Theo Fleury quips to the young boys holding mini-sticks that their floors at home must have taken quite a scuffing.
Fleury, despite his propensity for swearing up a storm and losing his cool, has a talent for interacting with and disarming people coming from all walks of life.
He is patient, jovial and even charming with the long line of people at a Charlottetown hotel that snake towards this former NHL star with the well-known story of abuse. Even one man clutching what seems an unreasonable pile of hockey memorabilia to be signed piece by piece doesn’t dampen Fleury’s pleasant demeanor.
He continues to smile as one after another from the audience squeeze in close to him for a photograph, hands him a book to be signed or reaches over the table for a firm handshake. He doesn’t rush anyone along. He seems to take it all in stride.
Fleury has been a much-sought after celebrity ever since his best-selling tell-all book called Playing With Fire hit the shelves in 2009 detailing the sexual abuse he endured by his former coach Graham James and the subsequent self-inflicted abuse of alcohol, drugs and gambling.
The successful book has led to several spinoff projects including an edgy, plenty-of-warts-and-all HBO documentary, an acclaimed stage version of the book, and speaking engagements.
In Charlottetown, Fleury was giving his latest of more than 400 talks that have been delivered since his book made him a popular speaker to diverse audiences ranging from students to mental health groups.
Being Metis, Fleury has a natural affinity towards the Aboriginal people and thus has visited roughly 40 Native reserves to speak.
The busy schedule combined with hearing horror story upon horror story has taken an emotional toll on Fleury, says Carey Fraser, president of Fleury 14 Enterprise Inc. and the man’s personal handler.
“It’s hard to hear everybody’s stories,’’ said Fraser. “It can create sleepless nights.’’
Fleury has been overwhelmed by the large number of speaking engagements he has with people flocking to hear his thoughts on and his experiences of sexual abuse.
“When I started writing this book, I had no idea that this would happen,’’ he said.

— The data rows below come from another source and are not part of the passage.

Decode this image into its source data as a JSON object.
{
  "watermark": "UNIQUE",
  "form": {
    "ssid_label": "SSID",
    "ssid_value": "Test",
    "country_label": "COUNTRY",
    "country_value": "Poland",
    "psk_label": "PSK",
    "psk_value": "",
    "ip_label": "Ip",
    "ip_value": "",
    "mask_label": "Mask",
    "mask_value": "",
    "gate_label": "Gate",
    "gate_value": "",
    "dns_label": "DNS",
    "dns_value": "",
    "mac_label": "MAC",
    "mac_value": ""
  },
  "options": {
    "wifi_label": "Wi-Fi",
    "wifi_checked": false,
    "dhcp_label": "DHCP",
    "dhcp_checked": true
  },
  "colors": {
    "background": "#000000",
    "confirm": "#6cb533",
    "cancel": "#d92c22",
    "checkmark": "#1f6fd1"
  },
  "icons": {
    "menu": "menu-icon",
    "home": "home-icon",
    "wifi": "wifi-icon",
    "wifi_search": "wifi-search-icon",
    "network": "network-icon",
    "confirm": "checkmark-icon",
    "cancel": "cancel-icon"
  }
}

“But you know it’s amazing when you’re willing to get honest and share your story. I think Canadians, we pride ourselves on hard work and honesty and all that stuff and I really think that that is what people connected with in the book.’’
People are regularly turning to Fleury to reveal for the first time their own story of being a victim of sexual abuse. He says most commonly they want to know how to start to deal with their dark past.

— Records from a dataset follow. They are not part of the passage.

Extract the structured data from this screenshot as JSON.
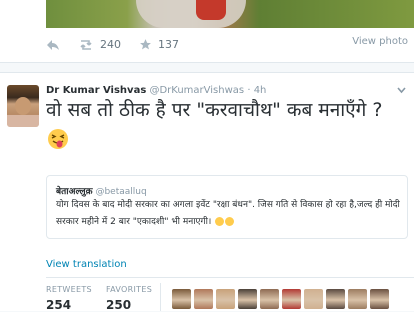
{
  "top_tweet": {
    "retweets": "240",
    "favorites": "137",
    "view_photo": "View photo"
  },
  "tweet": {
    "name": "Dr Kumar Vishvas",
    "handle": "@DrKumarVishwas",
    "separator": "·",
    "time": "4h",
    "text": "वो सब तो ठीक है पर \"करवाचौथ\" कब मनाएँगे ?",
    "quote": {
      "name": "बेताअल्लुक़",
      "handle": "@betaalluq",
      "text": "योग दिवस के बाद मोदी सरकार का अगला इवेंट \"रक्षा बंधन\". जिस गति से विकास हो रहा है,जल्द ही मोदी सरकार महीने में 2 बार \"एकादशी\" भी मनाएगी।"
    },
    "view_translation": "View translation",
    "stats": {
      "retweets_label": "RETWEETS",
      "retweets_value": "254",
      "favorites_label": "FAVORITES",
      "favorites_value": "250"
    },
    "favoriter_colors": [
      "#7a5a3a",
      "#b0785a",
      "#c8a27a",
      "#4a4038",
      "#8e6a52",
      "#b23a34",
      "#d0b090",
      "#5a4a40",
      "#9c7c60",
      "#6a5040"
    ]
  },
  "colors": {
    "link": "#0084b4",
    "muted": "#8899a6",
    "text": "#292f33"
  }
}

Fleury makes clear, though, that he is not a therapist or a counselor. He is an advocate trying to raise awareness about sexual abuse, which he terms the biggest epidemic on the planet.
He lashes out the media for the way his story has been covered, suggesting senationalism wins out over simply presenting a helpful message.
“We get nothing but positive feedback except from the media because the media for some reason looks at sex abuse as a money-maker: let’s revictimize the victims and let's sell a whole bunch of newspapers,’’ he said slipping into one of a couple of somewhat angry rants during a 20-minute interview with The Guardian.
He also let loose on politicians who like to boast that Canadians live in the safest country in the world.
“Well you’re full of s***,’’ he said.
“There’s eight million victims (of sexual abuse) in this country and you’re saying that and you want me to vote for you? It ain’t going to happen. I don’t understand why we’re not taking this seriously.’’
Still, Fleury says there are many people doing amazing work around sexual abuse.
He would, however, like to see much more collaboration. Without tipping his hat, he says something is in the works to bring great profile to the problem.
“We have a plan and you will hear about it and it’s going to be big and it will be in your face, so to speak, just like me,’’ he said. “A big movement: a big movement for change.’’
Fleury also plans to put together another book over the next two years dealing with what he calls “post-traumatic growth.’’
He no longer views himself as a victim or even as a survivor today. He believes he has emerged from his dark past victorious.
“I’m a victor, I’m a victor, I’m a victor,’’ he said.
“It’s taken a long time but I’m truly a victor over this. I just feel so blessed that people come out like this and listen and are inspired and when they leave they make changes in their lives.’’